We know that all of you appreciate what we do. We know that you support our military forces and that (more importantly) you love our country. We know how patriotic you are…several times a day, every day, you tell us.
But it is now time for all of us to move on.
Coerr goes on to list three reasons why it's time:
1. We're all volunteers. "So everyone you thank for their service is there by choice. The military, in the words of P.J. O’Rourke, “gives people with military-style personalities a place to work.” It also gives the nation a place to focus as it balances its anger at a foreign war against its appreciation for those sent to fight it.
2. Thanking Lets You Off the Hook. "Every time I am thanked for my service, I stop myself from asking, 'And what about yours?' I do not want you to also serve the military, but I do want you to serve our country, your city, your town, the local school. What are you doing to help? Are you volunteering at the hospital? The soup kitchen? Are you helping that elementary-school teacher in the inner city, the one who is buying her students pencils from her own pocket because the school district cannot? Are you donating to the fire department down the street?
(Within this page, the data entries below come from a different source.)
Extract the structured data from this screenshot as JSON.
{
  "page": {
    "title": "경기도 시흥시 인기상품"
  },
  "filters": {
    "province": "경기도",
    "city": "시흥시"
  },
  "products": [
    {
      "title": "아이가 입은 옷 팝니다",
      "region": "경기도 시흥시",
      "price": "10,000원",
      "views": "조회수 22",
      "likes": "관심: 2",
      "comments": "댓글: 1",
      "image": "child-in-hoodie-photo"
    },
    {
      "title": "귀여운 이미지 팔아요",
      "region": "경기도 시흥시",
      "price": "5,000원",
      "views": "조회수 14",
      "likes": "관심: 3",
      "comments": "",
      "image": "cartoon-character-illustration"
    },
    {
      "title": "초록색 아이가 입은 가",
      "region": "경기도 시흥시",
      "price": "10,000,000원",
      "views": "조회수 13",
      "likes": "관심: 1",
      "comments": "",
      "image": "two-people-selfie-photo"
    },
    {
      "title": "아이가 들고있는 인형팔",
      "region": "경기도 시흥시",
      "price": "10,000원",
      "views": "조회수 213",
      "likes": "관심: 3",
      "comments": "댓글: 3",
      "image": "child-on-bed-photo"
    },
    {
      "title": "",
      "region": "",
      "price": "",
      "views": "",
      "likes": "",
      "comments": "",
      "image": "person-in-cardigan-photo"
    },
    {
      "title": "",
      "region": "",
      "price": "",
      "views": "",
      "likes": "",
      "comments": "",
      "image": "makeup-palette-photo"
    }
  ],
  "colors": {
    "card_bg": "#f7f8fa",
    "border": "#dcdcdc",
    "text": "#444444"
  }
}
We are all of us Americans. Each serves in his or her own way. You don’t need to thank me—your service should be enough."
3. You Are Thanking the Wrong People. "Most of us who have gone overseas, even into a combat zone, have never heard a shot fired in anger. We volunteered, we went, we did our jobs, we came back. And that is pretty much it." [...]
"Take note: most of us are somewhat ashamed of our lack of combat. No matter what you did, someone in the highly competitive combat-arms military has done more. Go and read the interviews with the shy young men who have been awarded the Medal of Honor in the past few years (can you name even one?). Every one of them, to a man, says the exact same thing: I didn’t do anything unusual. I could have done more. All I can think about is the guys we lost that day. The guys around me were the real heroes. They would have done the same for me."
On the one hand, I see where he's coming from. The "Thank You Military!" celebrations that go on have become so trite, so automatic and unthinking, that they may strike many as virtually meaningless. There's more than a little bit of jingoistic, U-S-A! self-congratulation to it all, that it tends to rub the wrong way. As one writer reminds us, not all heroes are soldiers and not all soldiers are heroes. And don't even get me started on these parent-child surprise reunions that we get bombarded with at sporting events and on news programs. Our thanks should not be a made-for-TV event.
In addition, most soldiers - at least the ones I've encountered, and most of the ones I've read about, are very modest people, and I've always thought that the endless parades, singling out, and so on probably embarrass them more than anything else. It's hard enough getting used to civilian life again without constantly being reminded of it.
And yet... while it's true that we do have a volunteer military, the fact remains these people are choosing to join in the defense of our country, to willingly put their lives on the line, for our benefit. Yes, police and firefighters do the same thing - any call they go on could be a fatal one - and they should be thanked as well. They probably aren't thanked often enough. Does that mean we're wrong to thank a soldier? To thank him or her from volunteering to take a job that they know could cost them their lives?
I appreciate the point he makes about how we all should do our part, but that's the very think that sets their service apart - they do this without asking for anything other than being treated fairly, by getting what the nation has agreed to provide them with in return for risking their lives, and for our leaders to be thoughtful about sending them into harm's way. Otherwise, their service is unconditional. I could understand if they expected more from the public than that, but they don't. It's not part of the bargain, and that's one reason why it makes their service extraordinary.
I admit that there's much about what Coerr says that rubs me the wrong way, but I agree with him that our thanks ought to be heartfelt and sincere, that it should be thought out rather than automatic, that it works best in the small ways rather than the grandiose, look-at-me moments. Sometimes the best thanks is a nod of the head - or, even more radically, actually providing the types of veterans' services that the military is entitled to.
Perhaps we still have a collective guilt complex from the Vietnam days and the horrid way in which veterans were treated, even though many of us were either not around then or had nothing to do with it. We probably overdue it as a way of overcompensating for the past, and that's wrong. But it's not wrong for a grateful nation to say thanks; there's something very decent about the kind of selfless service the military as a whole provides, and as long as we recognize it, as long as the military remains true to its mission and its values, gratitude is always in order. As is graciousness in accepting it.